The Trusted Network of Private Investigators
 
Find an Investigator
Find an Investigator

NCISS 2014 Hit the Hill Event Key Issues and Details

The National Counsel of Investigative and Security Services (NCISS) is currently preparing for their annual Hit the Hill event. This year, the even will be on Tuesday, April 8th, and the legislative chair and president of the organization is urging attendees to make their own appointments.

Register for NCISS Hit the Hill Event

Attendees are being asked to contact lawmakers, obtain contact information, place phone calls, or meet with staff in order to raise awareness about issues directly affecting investigators.

nciss-2014-hit-the-hill-event-key-issues-and-details

Sample Appointment Letter Provided by NCISS

"I am writing to request an appointment on April 8th with Representative (or Senator) ______________. I would like to discuss several issues affecting my investigation (or security) business." I'm in town with the annual congressional visit day of the National Council of Investigation & Security Services. I am interested in discussing...(security or investigation key issues are listed below)

Key Investigative Issues

Editor's Note: The below information was provided by Francie Koehler, NCISS Legislative Chair - Investigation in an email and is in her words.

1. Death Master File (DMF)

In December, 2013, Congress passed a budget deal which included limitations on public access to the Death Master File (DMF). The provision is expected to save $700 Million.

While this provision is now the law, the Department of Commerce is responsible for promulgating regulations to allow a variety of legitimate uses. Commerce is scheduled to release an interim final rule by March 29, which will then be subject to public comment.

Commerce needs to hear from PI's and their Members of Congress to ensure that DMF access for Private Investigators (PIs) is maintained

2. Pretexting

On February 12, Chairman Rockefeller introduced S. 2025, the Data Broker Accountability and Transparency Act.

Importantly, this bill contains a prohibition of "pretexting" by data brokers..

Specifically, S. 2025 includes the following language:

SEC. 3. PROHIBITION ON OBTAINING OR SOLICITATION TO OBTAIN PERSONAL INFORMATION BY FALSE PRETENSES.

(a) In General.--It shall be unlawful for a data broker to obtain or attempt to obtain, or cause to be disclosed or attempt to cause to be disclosed to any person, personal information or any other information relating to any person by making a false, fictitious, or fraudulent statement or representation to any person, including by providing any document to any person, that the data broker knows or should know to be forged, counterfeit, lost, stolen, or fraudulently obtained, or contains a false, fictitious, or fraudulent statement or representation.
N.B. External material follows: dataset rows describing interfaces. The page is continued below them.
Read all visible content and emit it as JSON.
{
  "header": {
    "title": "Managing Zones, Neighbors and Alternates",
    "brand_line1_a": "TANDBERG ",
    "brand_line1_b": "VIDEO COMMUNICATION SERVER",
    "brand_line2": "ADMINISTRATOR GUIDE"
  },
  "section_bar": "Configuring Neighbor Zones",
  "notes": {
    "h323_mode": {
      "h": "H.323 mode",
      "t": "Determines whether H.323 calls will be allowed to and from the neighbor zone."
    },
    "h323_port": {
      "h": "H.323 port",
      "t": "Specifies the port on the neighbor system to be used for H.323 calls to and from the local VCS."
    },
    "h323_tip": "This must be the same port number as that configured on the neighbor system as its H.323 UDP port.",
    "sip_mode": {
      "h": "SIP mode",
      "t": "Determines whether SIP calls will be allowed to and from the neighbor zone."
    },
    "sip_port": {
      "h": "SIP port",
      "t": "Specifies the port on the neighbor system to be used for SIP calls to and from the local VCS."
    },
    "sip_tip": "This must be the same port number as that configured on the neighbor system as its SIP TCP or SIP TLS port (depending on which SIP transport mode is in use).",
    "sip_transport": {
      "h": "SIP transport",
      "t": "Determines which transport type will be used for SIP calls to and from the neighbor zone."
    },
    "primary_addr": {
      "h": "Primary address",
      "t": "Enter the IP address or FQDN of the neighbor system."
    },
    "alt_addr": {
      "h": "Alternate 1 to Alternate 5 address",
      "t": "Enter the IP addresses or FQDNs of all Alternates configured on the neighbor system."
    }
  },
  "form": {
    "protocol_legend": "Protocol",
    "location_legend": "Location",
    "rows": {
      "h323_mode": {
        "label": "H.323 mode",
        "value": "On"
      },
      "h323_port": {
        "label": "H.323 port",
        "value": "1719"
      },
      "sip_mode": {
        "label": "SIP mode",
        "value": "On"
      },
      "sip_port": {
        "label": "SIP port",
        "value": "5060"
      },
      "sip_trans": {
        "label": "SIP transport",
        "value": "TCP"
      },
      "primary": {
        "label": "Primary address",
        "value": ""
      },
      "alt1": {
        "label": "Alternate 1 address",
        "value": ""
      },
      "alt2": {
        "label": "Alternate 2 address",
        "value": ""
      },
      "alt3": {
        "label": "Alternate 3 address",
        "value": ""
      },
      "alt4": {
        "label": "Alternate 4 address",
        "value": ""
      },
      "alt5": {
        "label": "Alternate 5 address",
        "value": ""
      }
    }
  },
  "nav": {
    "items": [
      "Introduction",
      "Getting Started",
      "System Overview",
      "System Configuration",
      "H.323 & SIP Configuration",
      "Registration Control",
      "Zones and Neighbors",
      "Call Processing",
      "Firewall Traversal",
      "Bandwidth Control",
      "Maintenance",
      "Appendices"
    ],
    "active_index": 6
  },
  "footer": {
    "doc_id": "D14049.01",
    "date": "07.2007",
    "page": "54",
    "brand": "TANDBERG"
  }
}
(b) Solicitation.--It shall be unlawful for a data broker to request a person to obtain personal information, or any other information, relating to any other person if the data broker knows or should know that the person to whom the request is made will obtain or attempt to obtain that information in the manner described in subsection (a).

NCISS Members must ensure that private investigators are not swept into the definition of data brokers, and should ask for a specific statutory exemption.

3. Geolocational Privacy Act

S. 639, the Geolocational Privacy and Surveillance Act (Wyden) would require consent of the subject when using GPS technology for tracking individuals.

Companion Legislation: HR 1312. Prohibits intentionally intercepting or disclosing geolocational information. Amends the US code to specify the circumstances in which a person may acquire geolocation information.

Exceptions include: (1) information acquired by a provider of a covered service (electronic communication service, remote computing service, or geolocation information service) in the normal course of business; (2) federal officers, employees, or agents conducting foreign intelligence surveillance; (3) persons having given prior consent; (4) public information; (5) emergency information; (6) theft; and (7) a warrant.

S.639 must be amended to include an exemption for PIs.

The bills listed for both investigation and security vital to our busineses. It is incumbant for all of us to help ourselves, our colleagues, and our clients fight restrictive legislation. None of us can do it individually. The first line of defense is to attend Hit the Hill. If you cannot attend, please contact your representative in their home office. If you need assistance in what to say, please contact me and I will provide talking points or a proposed script that you can adapt for your meeting.


Tell us what you think:

Search Articles


Follow PInow


PI News Round-Up Newsletter

Private investigator news, business tips and events delivered to your inbox.

Newsletter Archive →


Article Categories


Join PInow

Reach more clients and grow your business.

Join Today

  • Nationwide Network
  • Local Search Optimization
  • Website Templates

Read Member Testimonials →

The all-in-one software for process servers, at work or on the road.

Learn More